= What you will do =
Set the pictures aside and write down, exactly as they appear, the lines from the one containing "Read all visible content and emit it as JSON." through the end of the material.

= Records for processing =

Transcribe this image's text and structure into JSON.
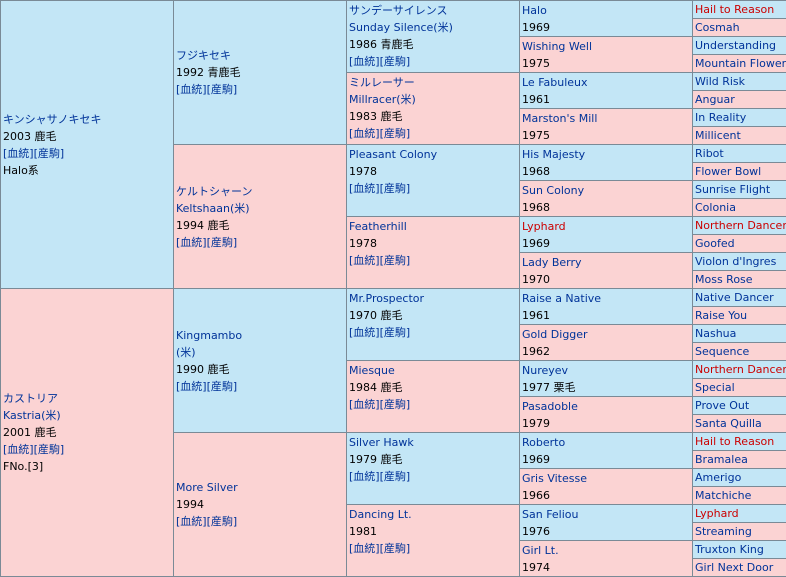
{
  "g1": {
    "sire": {
      "name": "キンシャサノキセキ",
      "year_coat": "2003 鹿毛",
      "links": "[血統][産駒]",
      "line": "Halo系"
    },
    "dam": {
      "name": "カストリア",
      "name_en": "Kastria(米)",
      "year_coat": "2001 鹿毛",
      "links": "[血統][産駒]",
      "fno": "FNo.[3]"
    }
  },
  "g2": [
    {
      "name": "フジキセキ",
      "year_coat": "1992 青鹿毛",
      "links": "[血統][産駒]"
    },
    {
      "name": "ケルトシャーン",
      "name_en": "Keltshaan(米)",
      "year_coat": "1994 鹿毛",
      "links": "[血統][産駒]"
    },
    {
      "name": "Kingmambo",
      "name_en": "(米)",
      "year_coat": "1990 鹿毛",
      "links": "[血統][産駒]"
    },
    {
      "name": "More Silver",
      "year_coat": "1994",
      "links": "[血統][産駒]"
    }
  ],
  "g3": [
    {
      "name": "サンデーサイレンス",
      "name_en": "Sunday Silence(米)",
      "year_coat": "1986 青鹿毛",
      "links": "[血統][産駒]"
    },
    {
      "name": "ミルレーサー",
      "name_en": "Millracer(米)",
      "year_coat": "1983 鹿毛",
      "links": "[血統][産駒]"
    },
    {
      "name": "Pleasant Colony",
      "year_coat": "1978",
      "links": "[血統][産駒]"
    },
    {
      "name": "Featherhill",
      "year_coat": "1978",
      "links": "[血統][産駒]"
    },
    {
      "name": "Mr.Prospector",
      "year_coat": "1970 鹿毛",
      "links": "[血統][産駒]"
    },
    {
      "name": "Miesque",
      "year_coat": "1984 鹿毛",
      "links": "[血統][産駒]"
    },
    {
      "name": "Silver Hawk",
      "year_coat": "1979 鹿毛",
      "links": "[血統][産駒]"
    },
    {
      "name": "Dancing Lt.",
      "year_coat": "1981",
      "links": "[血統][産駒]"
    }
  ],
  "g4": [
    {
      "name": "Halo",
      "year": "1969"
    },
    {
      "name": "Wishing Well",
      "year": "1975"
    },
    {
      "name": "Le Fabuleux",
      "year": "1961"
    },
    {
      "name": "Marston's Mill",
      "year": "1975"
    },
    {
      "name": "His Majesty",
      "year": "1968"
    },
    {
      "name": "Sun Colony",
      "year": "1968"
    },
    {
      "name": "Lyphard",
      "year": "1969"
    },
    {
      "name": "Lady Berry",
      "year": "1970"
    },
    {
      "name": "Raise a Native",
      "year": "1961"
    },
    {
      "name": "Gold Digger",
      "year": "1962"
    },
    {
      "name": "Nureyev",
      "year": "1977 栗毛"
    },
    {
      "name": "Pasadoble",
      "year": "1979"
    },
    {
      "name": "Roberto",
      "year": "1969"
    },
    {
      "name": "Gris Vitesse",
      "year": "1966"
    },
    {
      "name": "San Feliou",
      "year": "1976"
    },
    {
      "name": "Girl Lt.",
      "year": "1974"
    }
  ],
  "g5": [
    "Hail to Reason",
    "Cosmah",
    "Understanding",
    "Mountain Flower",
    "Wild Risk",
    "Anguar",
    "In Reality",
    "Millicent",
    "Ribot",
    "Flower Bowl",
    "Sunrise Flight",
    "Colonia",
    "Northern Dancer",
    "Goofed",
    "Violon d'Ingres",
    "Moss Rose",
    "Native Dancer",
    "Raise You",
    "Nashua",
    "Sequence",
    "Northern Dancer",
    "Special",
    "Prove Out",
    "Santa Quilla",
    "Hail to Reason",
    "Bramalea",
    "Amerigo",
    "Matchiche",
    "Lyphard",
    "Streaming",
    "Truxton King",
    "Girl Next Door"
  ],
  "inbreed_color": "#cc0000",
  "male_bg": "#c3e6f6",
  "female_bg": "#fbd3d3"
}
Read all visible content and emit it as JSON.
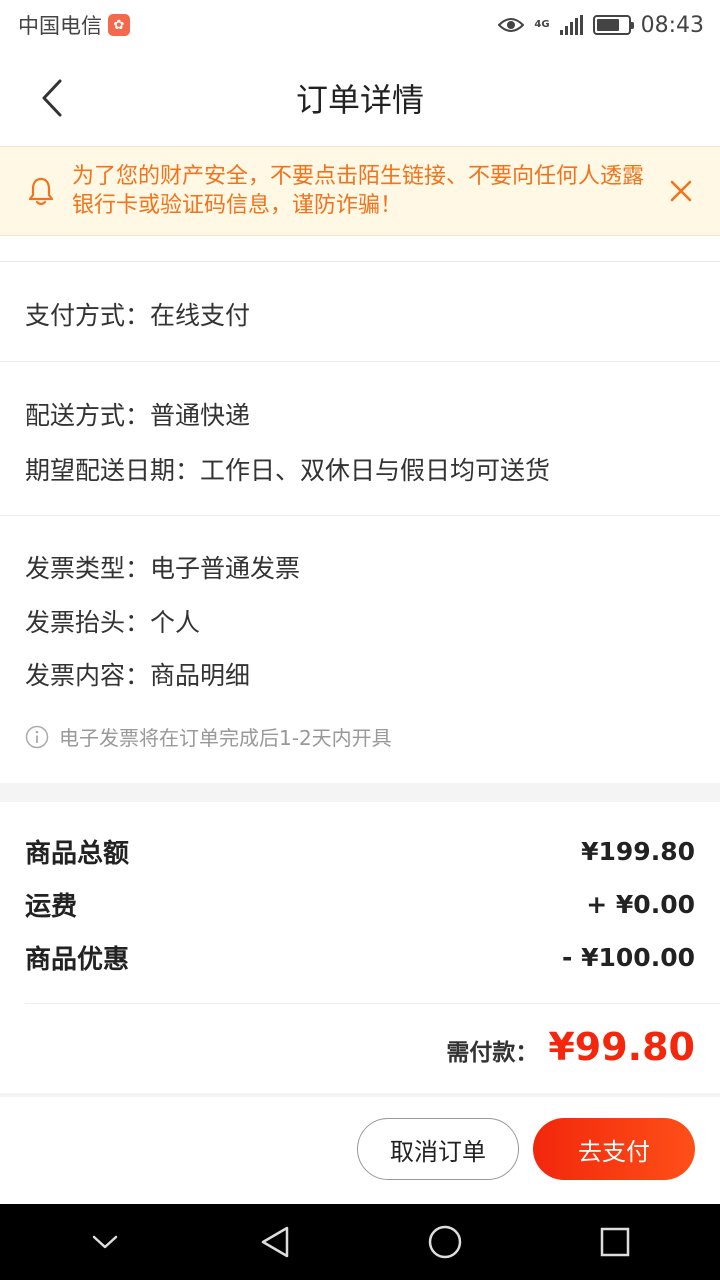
{
  "status_bar": {
    "carrier": "中国电信",
    "network": "4G",
    "time": "08:43",
    "battery_level": 0.75
  },
  "nav": {
    "title": "订单详情",
    "back_icon": "chevron-left-icon"
  },
  "notice": {
    "icon": "bell-icon",
    "text": "为了您的财产安全，不要点击陌生链接、不要向任何人透露银行卡或验证码信息，谨防诈骗！",
    "close_icon": "close-icon"
  },
  "payment": {
    "method": "支付方式：在线支付"
  },
  "delivery": {
    "method": "配送方式：普通快递",
    "date": "期望配送日期：工作日、双休日与假日均可送货"
  },
  "invoice": {
    "type": "发票类型：电子普通发票",
    "title": "发票抬头：个人",
    "content": "发票内容：商品明细",
    "note": "电子发票将在订单完成后1-2天内开具"
  },
  "fees": [
    {
      "label": "商品总额",
      "value": "¥199.80"
    },
    {
      "label": "运费",
      "value": "+ ¥0.00"
    },
    {
      "label": "商品优惠",
      "value": "- ¥100.00"
    }
  ],
  "total": {
    "label": "需付款：",
    "amount": "¥99.80"
  },
  "actions": {
    "cancel_label": "取消订单",
    "pay_label": "去支付"
  },
  "colors": {
    "accent": "#f2270c",
    "notice_text": "#f2731d",
    "notice_bg": "#fff8e5"
  }
}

= Solution to this problem =
Read all visible content and emit it as JSON.
{
  "status_bar": {
    "carrier": "中国电信",
    "network": "4G",
    "time": "08:43",
    "battery_level": 0.75
  },
  "nav": {
    "title": "订单详情",
    "back_icon": "chevron-left-icon"
  },
  "notice": {
    "icon": "bell-icon",
    "text": "为了您的财产安全，不要点击陌生链接、不要向任何人透露银行卡或验证码信息，谨防诈骗！",
    "close_icon": "close-icon"
  },
  "payment": {
    "method": "支付方式：在线支付"
  },
  "delivery": {
    "method": "配送方式：普通快递",
    "date": "期望配送日期：工作日、双休日与假日均可送货"
  },
  "invoice": {
    "type": "发票类型：电子普通发票",
    "title": "发票抬头：个人",
    "content": "发票内容：商品明细",
    "note": "电子发票将在订单完成后1-2天内开具"
  },
  "fees": [
    {
      "label": "商品总额",
      "value": "¥199.80"
    },
    {
      "label": "运费",
      "value": "+ ¥0.00"
    },
    {
      "label": "商品优惠",
      "value": "- ¥100.00"
    }
  ],
  "total": {
    "label": "需付款：",
    "amount": "¥99.80"
  },
  "actions": {
    "cancel_label": "取消订单",
    "pay_label": "去支付"
  },
  "colors": {
    "accent": "#f2270c",
    "notice_text": "#f2731d",
    "notice_bg": "#fff8e5"
  }
}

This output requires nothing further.